Interface dataset entries
☆ ☆ ☆ ☆ ☆ ☆ ☆
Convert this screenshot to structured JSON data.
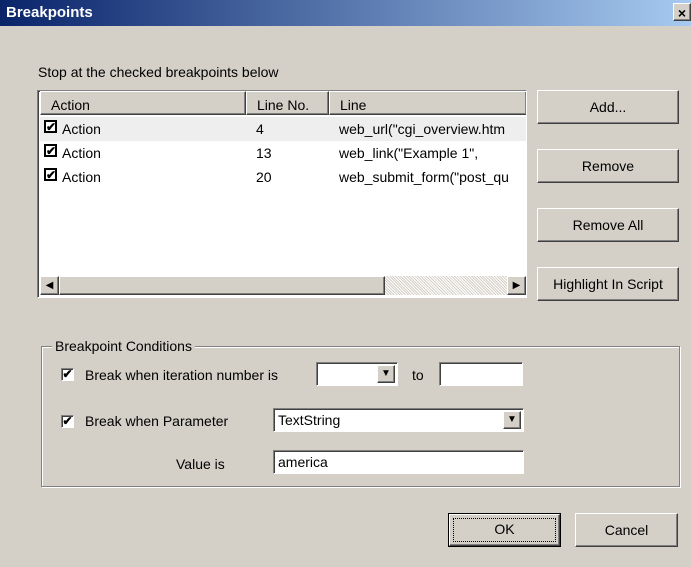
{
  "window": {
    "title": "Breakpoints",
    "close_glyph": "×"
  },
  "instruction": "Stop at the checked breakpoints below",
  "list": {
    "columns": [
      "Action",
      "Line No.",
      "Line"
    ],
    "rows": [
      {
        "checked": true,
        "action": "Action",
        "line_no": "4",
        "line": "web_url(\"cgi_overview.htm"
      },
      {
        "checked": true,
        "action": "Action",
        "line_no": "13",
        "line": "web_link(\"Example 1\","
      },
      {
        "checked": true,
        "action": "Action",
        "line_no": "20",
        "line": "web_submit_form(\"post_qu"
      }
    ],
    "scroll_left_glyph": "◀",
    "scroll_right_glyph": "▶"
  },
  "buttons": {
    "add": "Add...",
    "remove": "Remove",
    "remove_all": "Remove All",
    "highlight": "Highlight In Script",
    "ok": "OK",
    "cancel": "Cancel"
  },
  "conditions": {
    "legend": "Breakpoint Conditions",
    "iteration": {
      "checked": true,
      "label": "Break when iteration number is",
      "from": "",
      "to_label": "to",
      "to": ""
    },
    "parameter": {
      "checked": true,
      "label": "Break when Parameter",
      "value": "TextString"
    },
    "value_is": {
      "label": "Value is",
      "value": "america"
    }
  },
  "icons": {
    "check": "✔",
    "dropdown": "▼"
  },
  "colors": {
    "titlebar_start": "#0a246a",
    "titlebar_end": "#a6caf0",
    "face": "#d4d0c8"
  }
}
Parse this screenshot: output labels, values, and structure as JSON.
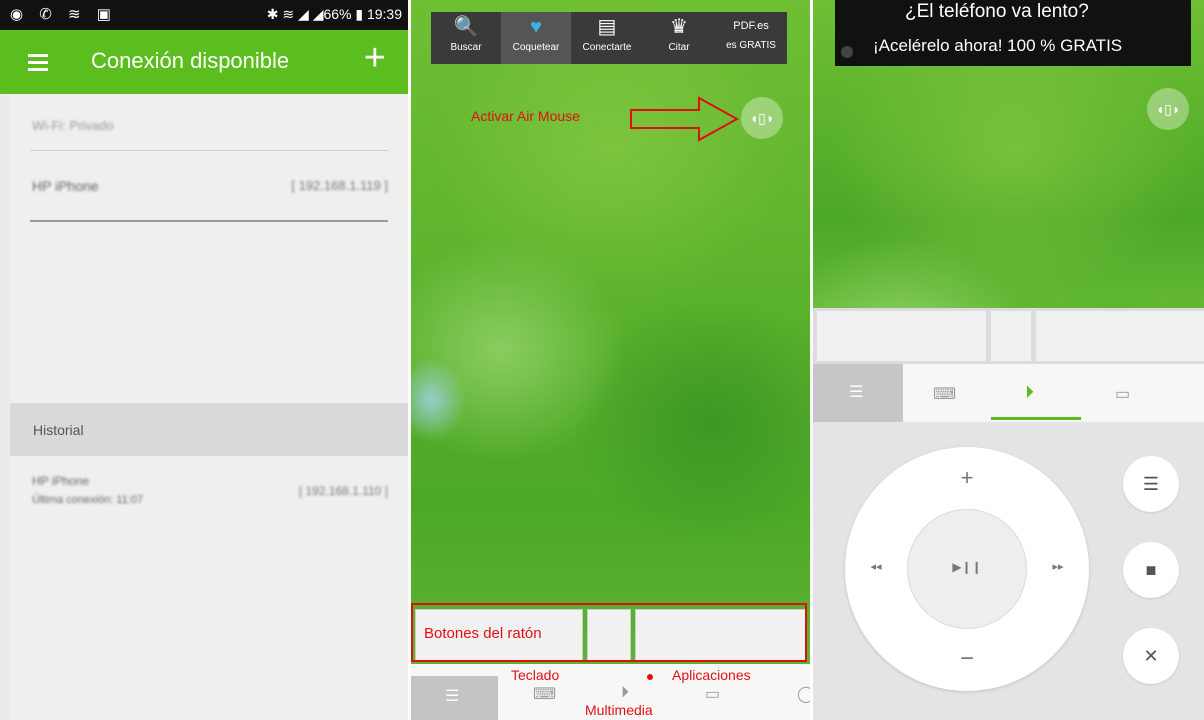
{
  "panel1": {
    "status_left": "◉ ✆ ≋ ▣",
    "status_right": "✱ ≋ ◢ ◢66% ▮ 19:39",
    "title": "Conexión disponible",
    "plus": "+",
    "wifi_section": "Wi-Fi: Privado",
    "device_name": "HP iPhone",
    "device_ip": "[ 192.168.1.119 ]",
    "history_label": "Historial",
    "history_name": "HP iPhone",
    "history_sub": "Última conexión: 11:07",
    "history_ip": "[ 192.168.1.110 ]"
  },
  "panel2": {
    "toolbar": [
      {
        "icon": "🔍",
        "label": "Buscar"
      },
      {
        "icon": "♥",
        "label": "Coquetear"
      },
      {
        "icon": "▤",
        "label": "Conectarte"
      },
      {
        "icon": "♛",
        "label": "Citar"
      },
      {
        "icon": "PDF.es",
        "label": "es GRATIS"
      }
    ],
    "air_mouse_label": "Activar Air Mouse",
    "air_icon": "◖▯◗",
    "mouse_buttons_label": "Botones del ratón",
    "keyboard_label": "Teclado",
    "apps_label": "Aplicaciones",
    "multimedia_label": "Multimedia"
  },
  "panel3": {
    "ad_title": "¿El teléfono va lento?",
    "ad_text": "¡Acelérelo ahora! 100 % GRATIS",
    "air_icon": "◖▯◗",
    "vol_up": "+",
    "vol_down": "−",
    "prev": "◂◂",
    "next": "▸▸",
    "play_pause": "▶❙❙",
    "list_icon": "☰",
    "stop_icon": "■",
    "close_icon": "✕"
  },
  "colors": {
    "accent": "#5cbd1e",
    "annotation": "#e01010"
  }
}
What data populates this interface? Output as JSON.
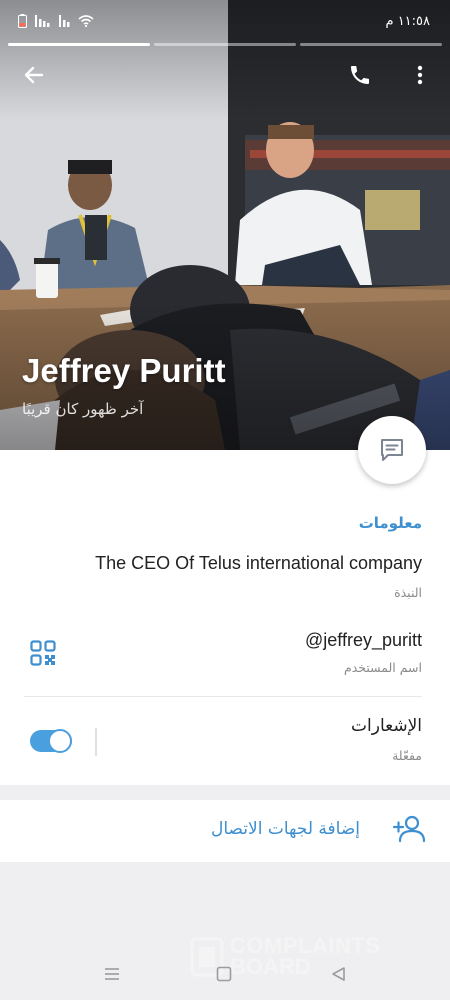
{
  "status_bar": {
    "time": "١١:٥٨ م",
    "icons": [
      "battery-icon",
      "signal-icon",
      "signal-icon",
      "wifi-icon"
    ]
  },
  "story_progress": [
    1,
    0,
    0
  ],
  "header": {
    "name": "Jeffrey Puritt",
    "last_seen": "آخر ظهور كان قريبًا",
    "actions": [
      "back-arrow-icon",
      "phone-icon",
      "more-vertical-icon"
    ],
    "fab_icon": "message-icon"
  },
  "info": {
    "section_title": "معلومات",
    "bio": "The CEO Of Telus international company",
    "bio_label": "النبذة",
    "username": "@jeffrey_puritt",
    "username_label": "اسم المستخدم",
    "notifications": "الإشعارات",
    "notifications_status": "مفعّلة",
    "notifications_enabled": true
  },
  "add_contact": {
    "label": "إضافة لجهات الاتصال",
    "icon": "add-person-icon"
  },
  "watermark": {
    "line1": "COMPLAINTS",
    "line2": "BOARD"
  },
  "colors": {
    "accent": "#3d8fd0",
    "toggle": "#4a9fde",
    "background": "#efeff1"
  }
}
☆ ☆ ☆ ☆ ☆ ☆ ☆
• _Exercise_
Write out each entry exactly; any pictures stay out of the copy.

• _Task solution_
Convert this screenshot to structured JSON data.
{
  "window": {
    "title": "Breakpoints",
    "close_glyph": "×"
  },
  "instruction": "Stop at the checked breakpoints below",
  "list": {
    "columns": [
      "Action",
      "Line No.",
      "Line"
    ],
    "rows": [
      {
        "checked": true,
        "action": "Action",
        "line_no": "4",
        "line": "web_url(\"cgi_overview.htm"
      },
      {
        "checked": true,
        "action": "Action",
        "line_no": "13",
        "line": "web_link(\"Example 1\","
      },
      {
        "checked": true,
        "action": "Action",
        "line_no": "20",
        "line": "web_submit_form(\"post_qu"
      }
    ],
    "scroll_left_glyph": "◀",
    "scroll_right_glyph": "▶"
  },
  "buttons": {
    "add": "Add...",
    "remove": "Remove",
    "remove_all": "Remove All",
    "highlight": "Highlight In Script",
    "ok": "OK",
    "cancel": "Cancel"
  },
  "conditions": {
    "legend": "Breakpoint Conditions",
    "iteration": {
      "checked": true,
      "label": "Break when iteration number is",
      "from": "",
      "to_label": "to",
      "to": ""
    },
    "parameter": {
      "checked": true,
      "label": "Break when Parameter",
      "value": "TextString"
    },
    "value_is": {
      "label": "Value is",
      "value": "america"
    }
  },
  "icons": {
    "check": "✔",
    "dropdown": "▼"
  },
  "colors": {
    "titlebar_start": "#0a246a",
    "titlebar_end": "#a6caf0",
    "face": "#d4d0c8"
  }
}
Parse this screenshot: output labels, values, and structure as JSON.
{
  "panel1": {
    "status_left": "◉ ✆ ≋ ▣",
    "status_right": "✱ ≋ ◢ ◢66% ▮ 19:39",
    "title": "Conexión disponible",
    "plus": "+",
    "wifi_section": "Wi-Fi: Privado",
    "device_name": "HP iPhone",
    "device_ip": "[ 192.168.1.119 ]",
    "history_label": "Historial",
    "history_name": "HP iPhone",
    "history_sub": "Última conexión: 11:07",
    "history_ip": "[ 192.168.1.110 ]"
  },
  "panel2": {
    "toolbar": [
      {
        "icon": "🔍",
        "label": "Buscar"
      },
      {
        "icon": "♥",
        "label": "Coquetear"
      },
      {
        "icon": "▤",
        "label": "Conectarte"
      },
      {
        "icon": "♛",
        "label": "Citar"
      },
      {
        "icon": "PDF.es",
        "label": "es GRATIS"
      }
    ],
    "air_mouse_label": "Activar Air Mouse",
    "air_icon": "◖▯◗",
    "mouse_buttons_label": "Botones del ratón",
    "keyboard_label": "Teclado",
    "apps_label": "Aplicaciones",
    "multimedia_label": "Multimedia"
  },
  "panel3": {
    "ad_title": "¿El teléfono va lento?",
    "ad_text": "¡Acelérelo ahora! 100 % GRATIS",
    "air_icon": "◖▯◗",
    "vol_up": "+",
    "vol_down": "−",
    "prev": "◂◂",
    "next": "▸▸",
    "play_pause": "▶❙❙",
    "list_icon": "☰",
    "stop_icon": "■",
    "close_icon": "✕"
  },
  "colors": {
    "accent": "#5cbd1e",
    "annotation": "#e01010"
  }
}
What data populates this interface? Output as JSON.
{
  "status_bar": {
    "time": "١١:٥٨ م",
    "icons": [
      "battery-icon",
      "signal-icon",
      "signal-icon",
      "wifi-icon"
    ]
  },
  "story_progress": [
    1,
    0,
    0
  ],
  "header": {
    "name": "Jeffrey Puritt",
    "last_seen": "آخر ظهور كان قريبًا",
    "actions": [
      "back-arrow-icon",
      "phone-icon",
      "more-vertical-icon"
    ],
    "fab_icon": "message-icon"
  },
  "info": {
    "section_title": "معلومات",
    "bio": "The CEO Of Telus international company",
    "bio_label": "النبذة",
    "username": "@jeffrey_puritt",
    "username_label": "اسم المستخدم",
    "notifications": "الإشعارات",
    "notifications_status": "مفعّلة",
    "notifications_enabled": true
  },
  "add_contact": {
    "label": "إضافة لجهات الاتصال",
    "icon": "add-person-icon"
  },
  "watermark": {
    "line1": "COMPLAINTS",
    "line2": "BOARD"
  },
  "colors": {
    "accent": "#3d8fd0",
    "toggle": "#4a9fde",
    "background": "#efeff1"
  }
}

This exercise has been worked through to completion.